Florida House Civil Justice Subcommittee Amends, Passes HB 967 Relating to Personal Injury Protection Insurance (PIP)
Mar 23, 2011
Today, March 23, 2011, the Florida House Civil Justice Subcommittee considered House Bill 967 relating to Personal Injury Protection (“PIP”) Insurance by State Representative Mike Horner. The bill addresses many areas to improve the PIP system, such as attorney fee reform, allowing insurers to mandate arbitration, and requiring examinations under oath for medical providers and others.
According to Representative Horner, the current PIP system amounts to a $50 “fraud tax” on PIP coverages.

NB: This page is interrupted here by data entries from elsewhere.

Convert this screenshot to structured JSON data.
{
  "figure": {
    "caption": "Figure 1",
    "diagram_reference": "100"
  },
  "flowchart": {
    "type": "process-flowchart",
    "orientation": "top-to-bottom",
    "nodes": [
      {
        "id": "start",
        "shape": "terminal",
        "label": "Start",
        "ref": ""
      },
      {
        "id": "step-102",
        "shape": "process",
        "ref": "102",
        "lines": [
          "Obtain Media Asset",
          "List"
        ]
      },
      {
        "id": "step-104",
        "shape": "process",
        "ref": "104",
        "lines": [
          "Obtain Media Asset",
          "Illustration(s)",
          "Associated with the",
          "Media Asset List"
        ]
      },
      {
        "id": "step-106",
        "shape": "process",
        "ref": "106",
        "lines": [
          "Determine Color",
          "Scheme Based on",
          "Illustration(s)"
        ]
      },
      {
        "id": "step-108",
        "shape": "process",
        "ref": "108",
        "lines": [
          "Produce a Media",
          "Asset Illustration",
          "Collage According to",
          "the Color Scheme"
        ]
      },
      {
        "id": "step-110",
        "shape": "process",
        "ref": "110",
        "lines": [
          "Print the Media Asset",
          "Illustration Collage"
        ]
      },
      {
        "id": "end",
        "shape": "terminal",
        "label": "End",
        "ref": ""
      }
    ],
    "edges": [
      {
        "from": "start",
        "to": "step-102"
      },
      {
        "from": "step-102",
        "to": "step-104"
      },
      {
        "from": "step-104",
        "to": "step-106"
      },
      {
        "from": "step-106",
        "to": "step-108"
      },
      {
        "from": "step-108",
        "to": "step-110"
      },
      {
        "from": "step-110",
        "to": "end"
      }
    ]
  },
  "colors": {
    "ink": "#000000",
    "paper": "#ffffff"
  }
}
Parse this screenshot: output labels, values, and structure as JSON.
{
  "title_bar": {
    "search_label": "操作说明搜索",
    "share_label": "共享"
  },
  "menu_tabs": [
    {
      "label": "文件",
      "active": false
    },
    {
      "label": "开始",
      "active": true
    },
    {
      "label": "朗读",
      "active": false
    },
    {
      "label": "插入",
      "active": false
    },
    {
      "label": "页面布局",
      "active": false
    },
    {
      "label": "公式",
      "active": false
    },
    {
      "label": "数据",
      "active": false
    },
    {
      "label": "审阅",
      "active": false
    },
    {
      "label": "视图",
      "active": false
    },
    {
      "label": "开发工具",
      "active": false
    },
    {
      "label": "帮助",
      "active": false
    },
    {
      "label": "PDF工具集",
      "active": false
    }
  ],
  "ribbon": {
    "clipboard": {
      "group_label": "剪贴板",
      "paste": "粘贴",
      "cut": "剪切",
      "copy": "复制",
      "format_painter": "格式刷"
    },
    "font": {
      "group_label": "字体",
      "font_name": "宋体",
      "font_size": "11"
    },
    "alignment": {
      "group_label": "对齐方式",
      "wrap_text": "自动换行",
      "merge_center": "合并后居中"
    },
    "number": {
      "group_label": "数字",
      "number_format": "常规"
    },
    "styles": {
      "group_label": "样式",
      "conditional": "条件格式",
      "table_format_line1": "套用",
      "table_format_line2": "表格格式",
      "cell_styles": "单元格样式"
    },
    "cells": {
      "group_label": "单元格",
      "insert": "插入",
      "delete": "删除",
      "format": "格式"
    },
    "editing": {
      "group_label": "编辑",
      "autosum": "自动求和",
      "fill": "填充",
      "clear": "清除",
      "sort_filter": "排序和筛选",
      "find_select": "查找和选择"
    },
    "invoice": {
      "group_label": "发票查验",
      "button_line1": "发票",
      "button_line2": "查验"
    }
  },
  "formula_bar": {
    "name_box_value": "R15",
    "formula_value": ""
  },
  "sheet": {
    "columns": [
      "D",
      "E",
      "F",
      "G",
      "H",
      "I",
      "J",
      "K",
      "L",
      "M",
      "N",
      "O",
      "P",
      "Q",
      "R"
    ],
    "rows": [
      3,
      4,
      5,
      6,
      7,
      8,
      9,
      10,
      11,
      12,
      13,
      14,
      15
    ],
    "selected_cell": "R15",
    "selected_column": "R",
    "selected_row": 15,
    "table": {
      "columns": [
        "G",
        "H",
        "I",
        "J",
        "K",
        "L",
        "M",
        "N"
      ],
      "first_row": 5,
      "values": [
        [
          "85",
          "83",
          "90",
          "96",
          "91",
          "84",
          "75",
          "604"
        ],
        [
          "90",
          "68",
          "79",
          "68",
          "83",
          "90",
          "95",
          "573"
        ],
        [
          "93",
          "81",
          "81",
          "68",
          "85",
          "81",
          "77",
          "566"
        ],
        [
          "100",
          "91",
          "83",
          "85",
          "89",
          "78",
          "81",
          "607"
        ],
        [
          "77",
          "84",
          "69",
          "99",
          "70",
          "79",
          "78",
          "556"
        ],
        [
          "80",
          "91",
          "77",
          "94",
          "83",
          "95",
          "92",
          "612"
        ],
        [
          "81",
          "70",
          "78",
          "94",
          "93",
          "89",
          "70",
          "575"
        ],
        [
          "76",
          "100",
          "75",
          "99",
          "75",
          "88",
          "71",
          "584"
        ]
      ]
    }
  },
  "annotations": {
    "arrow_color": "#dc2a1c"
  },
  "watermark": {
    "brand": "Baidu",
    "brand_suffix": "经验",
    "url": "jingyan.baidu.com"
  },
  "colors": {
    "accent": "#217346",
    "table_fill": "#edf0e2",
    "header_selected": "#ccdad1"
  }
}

During debate on HB 967, the Subcommittee adopted a technical amendment regarding the Medicare fee schedule.
The Subcommittee also adopted an amendment that represented a compromise with the Florida Medical Association (“FMA”) and other interested parties regarding attorney fee cap increases. However, the FMA felt the increases did not go far enough and opposed the bill. This amendment establishes a new attorney fee three-tiered system:
1. Amount in dispute: $0.01 – $500; attorneys’ fees available: the lesser of 15 times the awarded amount or $5,000
2. Amount in dispute: $500 – $5,000; attorneys’ fees available: the lesser of 10 times the awarded amount or $10,000
3. Amount in dispute: $5,000 – $10,000: attorneys’ fees available: the lesser of five times the awarded amount or $15,000
4. In no circumstance may an attorney’s fee award exceed $200.00 per hour
An amendment revising the arbitration provision also was adopted.
However, a strike-all amendment by State Representative Matt Gaetz was not adopted that would have severely gutted the bill by addressing certified mail requirements and fee schedule changes, as well as requiring long form requirements, clinic changes, anti-fraud warnings and the increase of penalties for those who commit fraud.
Representative Horner characterized Representative Gaetz’s amendment as disingenuous, saying it would strip the entire bill, as well as “hijack” a bill sponsored by State Representative Alan Boyd relating to fraud. He suggested to the legislators that they have the “courage and honesty” to vote on the bill before them.
State Representative Bill Hager then called a point of order pursuant to Rule 12.8 challenging the Gaetz amendment as not germane to HB 967, since the bill only addresses claim payment provisions.
State Representative Clay Ford, who was serving today as Chairman, ruled the amendment violates Rule 12.8 and said that the point of order was well taken.
Representative Hager’s point of order will likely be appealed to House Rules Chairman Gary Aubuchon for his judgment as requested by State Representative Marty Kiar.
Several insurance and business industry representatives testified in support of HB 967.
The Florida Medical Association, the Florida Chiropractic Association, the Florida Justice Association and others opposed the bill, noting in their testimony that attorney fee reform will hinder adequate representations. Further, they said, doctors should not be required to submit to examinations under oath, inasmuch as these are overly burdensome to their medical practice. Also, the arbitration provision in the bill is problematic, the representatives added.
A representative from the Florida Division of Insurance Fraud of Florida’s Department of Financial Services testified in support of HB 967, noting that attorney fee reform must be addressed in order to adequately reduce fraudulent claims.
Following significant discussions on the bill by the Subcommittee, HB 967 was passed as amended.
Representative Horner noted that he is open to continuing to work with his fellow legislators on the bill as it moves through the Committee process.
To view complete bill information on HB 967, click here.
Should you have any questions or comments, please contact Colodny Fass.